Word has come down that the Hubble Space Telescope has a serious problem. Apparently the SICDHS (The Science Instrument Command and Data Handling System) – which commands the detectors on the telescope – had a failure of the Science Data Formatter. This means that the telescope cannot send data back to earth. HST has been put into a “sleep mode” as NASA engineers attempt to turn on the backup for the system, which has never needed to be used in the 18+ years the telescope has been in orbit.
This means that the planned Hubble Servicing Mission, which was scheduled to launch on October 14th, is going to be postponed until sometime early next year, in order for a new SICDHS unit to be carried up and installed.
Dr. Phil Plait has more details on his Bad Astronomy blog.
September 22, 2008
So here we go again, proceeding to a new season. At 11.44am ET, the season of Autumn officially begins in the Northern Hemisphere of good old planet Earth. At that time, the sun is directly over the equator.
“Equinox” means “equal night” (from the Latin). In theory, on the equinoxes you have equal amounts of day and night, but it actually varies because of a few factors, some of which being the orbit of the earth, the way the atmosphere bends light (refraction), and your actual position on the earth. But the common understanding is that we have equal amounts of daylight and nighttime on this date.
So here in the Northern Hemisphere, the days grow cooler, the nights crisper. Leaves fall from the trees. It’s time to harvest. And for a few days, it’s really hard to drive east/west at sunrise and sunset, as the sun appears directly in front of you.

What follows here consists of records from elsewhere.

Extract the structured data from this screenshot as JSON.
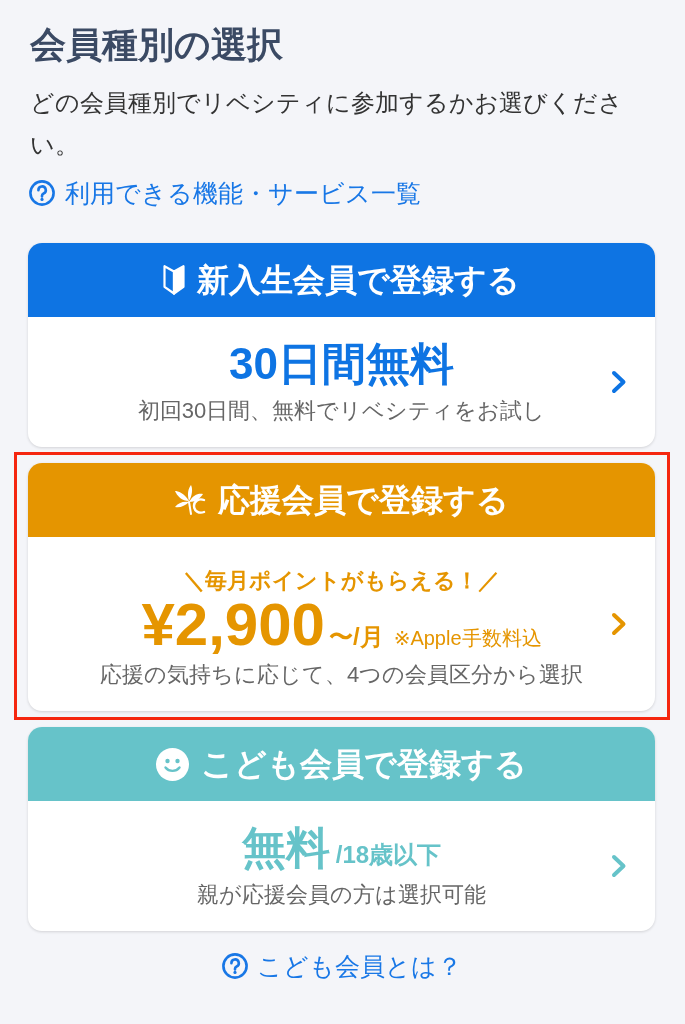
{
  "page": {
    "title": "会員種別の選択",
    "description": "どの会員種別でリベシティに参加するかお選びください。",
    "feature_link": "利用できる機能・サービス一覧"
  },
  "cards": [
    {
      "kind": "beginner",
      "color": "#0e74e3",
      "highlighted": false,
      "title": "新入生会員で登録する",
      "price": "30日間無料",
      "description": "初回30日間、無料でリベシティをお試し"
    },
    {
      "kind": "supporter",
      "color": "#e59500",
      "highlighted": true,
      "title": "応援会員で登録する",
      "tagline": "＼毎月ポイントがもらえる！／",
      "price": "¥2,900",
      "unit": "〜/月",
      "note": "※Apple手数料込",
      "description": "応援の気持ちに応じて、4つの会員区分から選択"
    },
    {
      "kind": "child",
      "color": "#66c3c9",
      "highlighted": false,
      "title": "こども会員で登録する",
      "price": "無料",
      "unit": "/18歳以下",
      "description": "親が応援会員の方は選択可能"
    }
  ],
  "kids_link": "こども会員とは？"
}
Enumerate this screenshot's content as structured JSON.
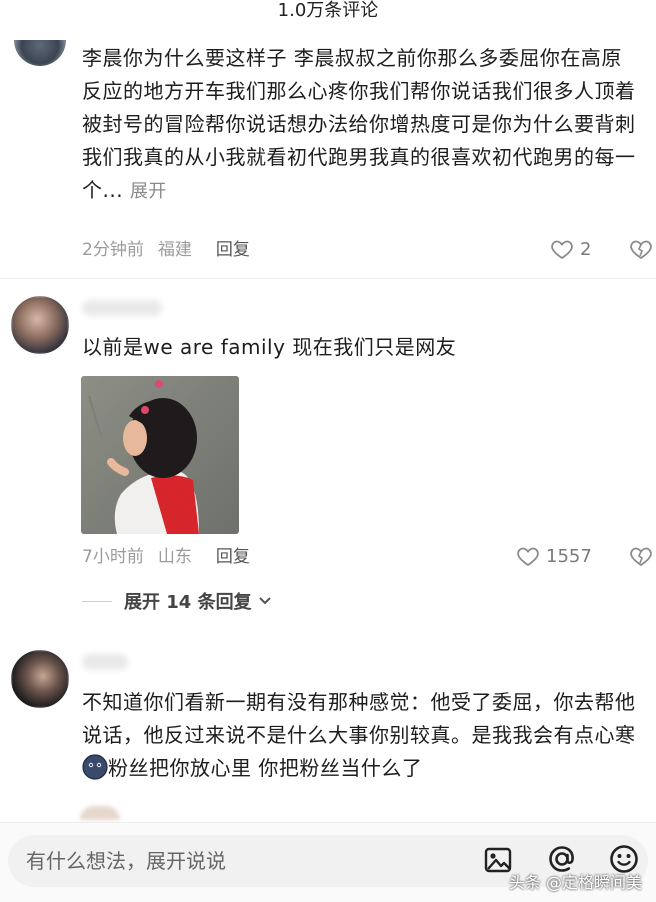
{
  "header": {
    "title": "1.0万条评论"
  },
  "comments": [
    {
      "text": "李晨你为什么要这样子 李晨叔叔之前你那么多委屈你在高原反应的地方开车我们那么心疼你我们帮你说话我们很多人顶着被封号的冒险帮你说话想办法给你增热度可是你为什么要背刺我们我真的从小我就看初代跑男我真的很喜欢初代跑男的每一个...",
      "expand_label": "展开",
      "time": "2分钟前",
      "location": "福建",
      "reply_label": "回复",
      "likes": "2"
    },
    {
      "text": "以前是we are family 现在我们只是网友",
      "time": "7小时前",
      "location": "山东",
      "reply_label": "回复",
      "likes": "1557",
      "expand_replies_label": "展开 14 条回复"
    },
    {
      "text": "不知道你们看新一期有没有那种感觉：他受了委屈，你去帮他说话，他反过来说不是什么大事你别较真。是我我会有点心寒",
      "text_after_emoji": "粉丝把你放心里 你把粉丝当什么了"
    }
  ],
  "input_bar": {
    "placeholder": "有什么想法，展开说说"
  },
  "watermark": "头条 @定格瞬间美",
  "icons": [
    "heart-icon",
    "dislike-icon",
    "image-icon",
    "at-icon",
    "emoji-icon",
    "chevron-down-icon"
  ]
}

If you are one of the people who love the soon-to-be-past summer (like me), you have my condolences. It will return, but there’s months to go, so you might as well enjoy the change of seasons.